INSTRUCTIONS TO FOLLOW —
Please write out the listing again, keeping every character the same.

INFORMATION PROVIDED —

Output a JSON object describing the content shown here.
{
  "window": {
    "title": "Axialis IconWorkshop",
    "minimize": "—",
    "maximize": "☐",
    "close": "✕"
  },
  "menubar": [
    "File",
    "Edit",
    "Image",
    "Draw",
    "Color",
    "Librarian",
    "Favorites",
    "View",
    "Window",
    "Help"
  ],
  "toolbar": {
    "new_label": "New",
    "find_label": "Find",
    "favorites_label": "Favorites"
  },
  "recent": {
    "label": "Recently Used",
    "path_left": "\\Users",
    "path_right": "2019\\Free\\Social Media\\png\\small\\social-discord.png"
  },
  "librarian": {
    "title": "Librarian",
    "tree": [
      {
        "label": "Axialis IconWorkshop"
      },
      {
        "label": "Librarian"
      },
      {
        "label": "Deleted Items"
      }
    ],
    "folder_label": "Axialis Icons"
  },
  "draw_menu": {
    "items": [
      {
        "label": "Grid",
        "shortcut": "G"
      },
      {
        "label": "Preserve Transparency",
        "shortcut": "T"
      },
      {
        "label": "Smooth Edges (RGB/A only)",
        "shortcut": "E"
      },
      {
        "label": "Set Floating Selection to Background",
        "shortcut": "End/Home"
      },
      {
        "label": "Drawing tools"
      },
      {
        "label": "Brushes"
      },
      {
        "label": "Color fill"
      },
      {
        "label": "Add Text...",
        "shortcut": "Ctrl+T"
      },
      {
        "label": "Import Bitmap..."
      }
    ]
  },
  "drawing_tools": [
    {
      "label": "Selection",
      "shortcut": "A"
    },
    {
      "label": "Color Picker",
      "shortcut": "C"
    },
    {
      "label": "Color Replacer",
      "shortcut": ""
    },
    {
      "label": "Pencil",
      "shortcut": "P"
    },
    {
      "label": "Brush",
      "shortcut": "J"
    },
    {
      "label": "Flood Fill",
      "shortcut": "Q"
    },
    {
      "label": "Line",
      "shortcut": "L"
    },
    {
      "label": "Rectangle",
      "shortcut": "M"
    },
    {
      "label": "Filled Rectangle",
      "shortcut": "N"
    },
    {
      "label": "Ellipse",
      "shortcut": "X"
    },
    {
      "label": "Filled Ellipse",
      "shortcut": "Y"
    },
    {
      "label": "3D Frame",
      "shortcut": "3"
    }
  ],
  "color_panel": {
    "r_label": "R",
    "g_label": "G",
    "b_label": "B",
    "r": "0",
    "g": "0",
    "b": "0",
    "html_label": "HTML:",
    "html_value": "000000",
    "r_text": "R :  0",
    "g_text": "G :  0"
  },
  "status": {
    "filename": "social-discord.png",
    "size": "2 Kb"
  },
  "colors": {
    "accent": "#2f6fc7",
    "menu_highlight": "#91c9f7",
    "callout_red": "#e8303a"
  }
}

RESPONSE —
Output a JSON object describing the content shown here.
{
  "window": {
    "title": "Axialis IconWorkshop",
    "minimize": "—",
    "maximize": "☐",
    "close": "✕"
  },
  "menubar": [
    "File",
    "Edit",
    "Image",
    "Draw",
    "Color",
    "Librarian",
    "Favorites",
    "View",
    "Window",
    "Help"
  ],
  "toolbar": {
    "new_label": "New",
    "find_label": "Find",
    "favorites_label": "Favorites"
  },
  "recent": {
    "label": "Recently Used",
    "path_left": "\\Users",
    "path_right": "2019\\Free\\Social Media\\png\\small\\social-discord.png"
  },
  "librarian": {
    "title": "Librarian",
    "tree": [
      {
        "label": "Axialis IconWorkshop"
      },
      {
        "label": "Librarian"
      },
      {
        "label": "Deleted Items"
      }
    ],
    "folder_label": "Axialis Icons"
  },
  "draw_menu": {
    "items": [
      {
        "label": "Grid",
        "shortcut": "G"
      },
      {
        "label": "Preserve Transparency",
        "shortcut": "T"
      },
      {
        "label": "Smooth Edges (RGB/A only)",
        "shortcut": "E"
      },
      {
        "label": "Set Floating Selection to Background",
        "shortcut": "End/Home"
      },
      {
        "label": "Drawing tools"
      },
      {
        "label": "Brushes"
      },
      {
        "label": "Color fill"
      },
      {
        "label": "Add Text...",
        "shortcut": "Ctrl+T"
      },
      {
        "label": "Import Bitmap..."
      }
    ]
  },
  "drawing_tools": [
    {
      "label": "Selection",
      "shortcut": "A"
    },
    {
      "label": "Color Picker",
      "shortcut": "C"
    },
    {
      "label": "Color Replacer",
      "shortcut": ""
    },
    {
      "label": "Pencil",
      "shortcut": "P"
    },
    {
      "label": "Brush",
      "shortcut": "J"
    },
    {
      "label": "Flood Fill",
      "shortcut": "Q"
    },
    {
      "label": "Line",
      "shortcut": "L"
    },
    {
      "label": "Rectangle",
      "shortcut": "M"
    },
    {
      "label": "Filled Rectangle",
      "shortcut": "N"
    },
    {
      "label": "Ellipse",
      "shortcut": "X"
    },
    {
      "label": "Filled Ellipse",
      "shortcut": "Y"
    },
    {
      "label": "3D Frame",
      "shortcut": "3"
    }
  ],
  "color_panel": {
    "r_label": "R",
    "g_label": "G",
    "b_label": "B",
    "r": "0",
    "g": "0",
    "b": "0",
    "html_label": "HTML:",
    "html_value": "000000",
    "r_text": "R :  0",
    "g_text": "G :  0"
  },
  "status": {
    "filename": "social-discord.png",
    "size": "2 Kb"
  },
  "colors": {
    "accent": "#2f6fc7",
    "menu_highlight": "#91c9f7",
    "callout_red": "#e8303a"
  }
}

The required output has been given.